Houghton is first Christian liberal arts college in nation to offer data science degree

Houghton College has been approved by the New York State Education Department to offer new Bachelor of Science and Bachelor of Art degree programs in data science, one of the fastest growing and in-demand tech jobs in the job market according to Mashable.

Houghton is also one of the first liberal arts colleges in the country to offer an undergraduate degree in data science and the first Christian liberal arts college to offer any degrees in data science according to Carmen McKell, co-founder of BaseMetrics.

“This data science program is one of the first among Christian or small liberal arts schools,” said Wei Hu, professor of mathematics and computer science at Houghton. “It improves our traditional liberal arts education from version 1.0 to 2.0. It provides a tighter integration of different disciplines by allowing data science to enter other disciplines, such as business and social science, as an enhancer. Data science provides a platform to allow our students to learn how to use their knowledge in different disciplines to solve a particular problem.”

Data science is more commonly known in the business world as “big data,” and job analysts are forecasting a significant growth in the job demand for employees with data science skillsets to “extract knowledge” from the massive collection of online data that companies are gathering, according to a 2014 Forbes article.

According to FICO, there was a 15,000% increase in job postings for data scientists between 2011 and 2012. By 2018, the U.S. will experience a shortage of 1.5 million data-literate managers, according to a recent McKinsey Global Institute report.

Salaries can range from average entry-level compensation of $52,000 up to $250,000 per year for top-level management positions.

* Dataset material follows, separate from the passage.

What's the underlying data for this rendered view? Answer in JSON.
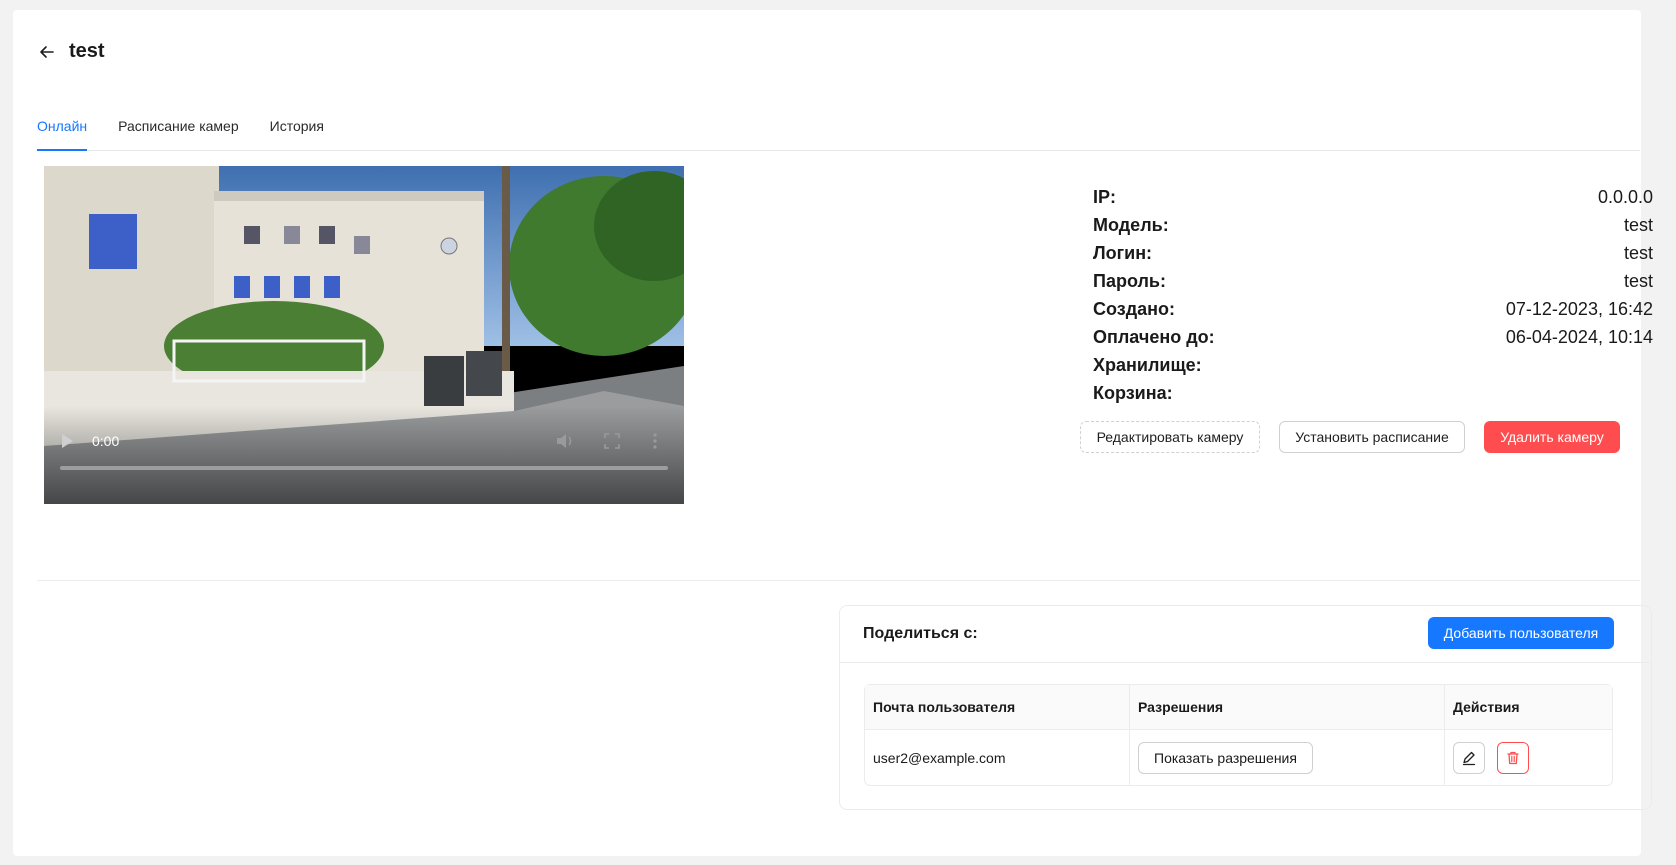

The business department sees the new program as a necessary addition for the business student of the 21st century as technological advances are combining with the rise of social media to produce more data than most organizations can even begin to process into usable information.

Ken Bates, chair for the department of business and economics at Houghton, commented, “The organizations that will thrive in the future will be those led by people who have an innate understanding of the value to be derived from ‘big data’ and how to gain access to it. Houghton’s positioned perfectly to equip leaders with integrity who know how to make sense of the data enabling all of us to live smarter, safer and healthier.”

Since the college began offering classes in data science, they have hosted guest speakers such as Paul Yacci, data scientist at Booz Allen Hamilton and co-author of “The Field Guide for Data Science”; Stefan Heeke, executive director, and Philip Martin, data scientist at SumAll.org; Amanda Stent, principal research scientist at Yahoo Labs; and Michael Lyons, director of analytics for the Buffalo Bills.

Students this past October also had the opportunity to attend the GolfWeek Amateur National Championships to conduct statistical examinations of the events for an economic impact study, a chance for business, data science, communications, bio-chemistry, computer science and math students, in particular, to apply their education to real-world settings.